SOUTH ABINGTON TOWNSHIP – Northeastern Pennsylvania will soon be losing one of its oldest religious communities. Saint Gabriel’s Monastery will close on Dec. 31, 2020, ending of a 94-year presence by the Passionist Nuns in Northeastern Pennsylvania.

The Passionist Nuns Community established its Scranton-area community in 1926 and then moved to Clarks Summit in 1970. Thirty-three nuns have been a part of the community since 1926, but the numbers have dwindled over the past decade due to an aging community and a lack of new vocations.

The Community produced altar-bread for parishes across the United States and offered retreats to groups and individuals and was also a welcome haven for community faith groups.

The closing of Saint Gabriel’s Monastery will affect the local community as it is one of the last remaining retreat centers in Northeastern Pennsylvania.

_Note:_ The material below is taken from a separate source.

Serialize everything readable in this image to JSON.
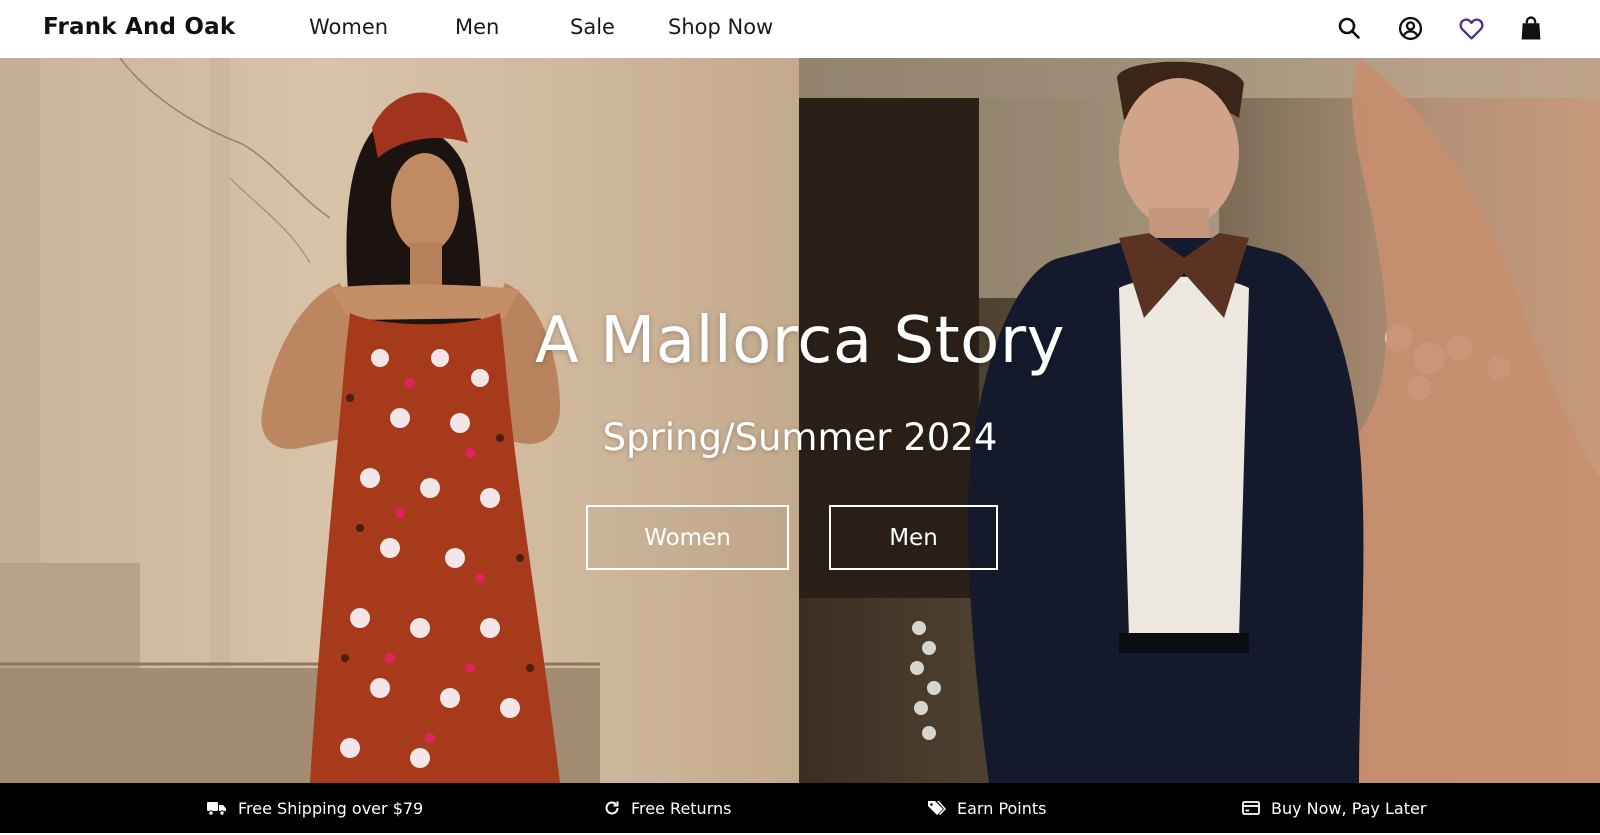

Since 1970, Saint Gabriel’s has welcomed thousands of retreatants from across the United States, providing a safe and spiritual haven for those in search of peace and strengthening of their faith.

Sister Teresita Kho has been part of the Passionist Community at Saint Gabriel’s for the past 26 years. She, along with Sister Olive Ann Schneider, are the two remaining nuns at the monastery. She believes that Saint Gabriel’s will be missed and has received communications to support her belief.

“I have received a lot of letters, emails and phone calls from people who are devastated by the closing of our facility,” Sister Teresita said. “People knew that they could come here to pray without judgment. We have accepted people who have been hurting and those who were looking for God. It is my hope that the right people will continue the ministry in the same way.”

Sister Teresita said that there are some special bonds that she will miss.

“Every corner of this monastery has contributed to my personal growth. The nuns we have lost and the experiences we have had were a great impact on my life. The people of the monastery and those who I have met in the Scranton Diocese have meant a lot to me. I am hoping that wherever God is taking me, I can use the experiences I have had here to continue to grow in my faith and as a person,” she added.

Carol Burti has been a part of Saint Gabriel’s for nearly 45 years. Her involvement started as a volunteer with music ministry, providing music for weekend retreatants and various community retreat weekends. Even though the community was contemplative, Burti’s involvement with Saint Gabriel’s was providing care to the ailing nuns in need of hospice services.

Her involvement also opened the door for college interns to help with providing care to the sisters in need. Through this interaction, a local butterfly memorial service was held each year for friends of the community that have died. She feels that the closing of the monastery will greatly affect the local community and that the memorial service could continue.

“This was truly a place where people could come together to feel safe and rest awhile. The closing will create more isolation for people who look for areas to interact with others that they may not have opportunity to otherwise,” Burti explained.

Charlie Augustine of Clarks Summit has been providing maintenance services to Saint Gabriel’s for 15 years. He feels that the monastery will be missed.

“People depend on this place to go to Mass and practice their faith,” Augustine said. “It is a shame and will be missed. I will miss the current friendships that I made here, especially with the nuns who are still living and with those who are deceased. It was wonderful.”

The closing Mass will be held on Sunday, December 6, 2020, with the Most Reverend Joseph C. Bambera, D.D., J.C.L, Bishop of Scranton, presiding.

Due to current COVID-19 restrictions, the monastery will be unable to open the ceremony to the public.

Anyone who wishes to express their sentiments can contact the monastery at (570) 586-2791.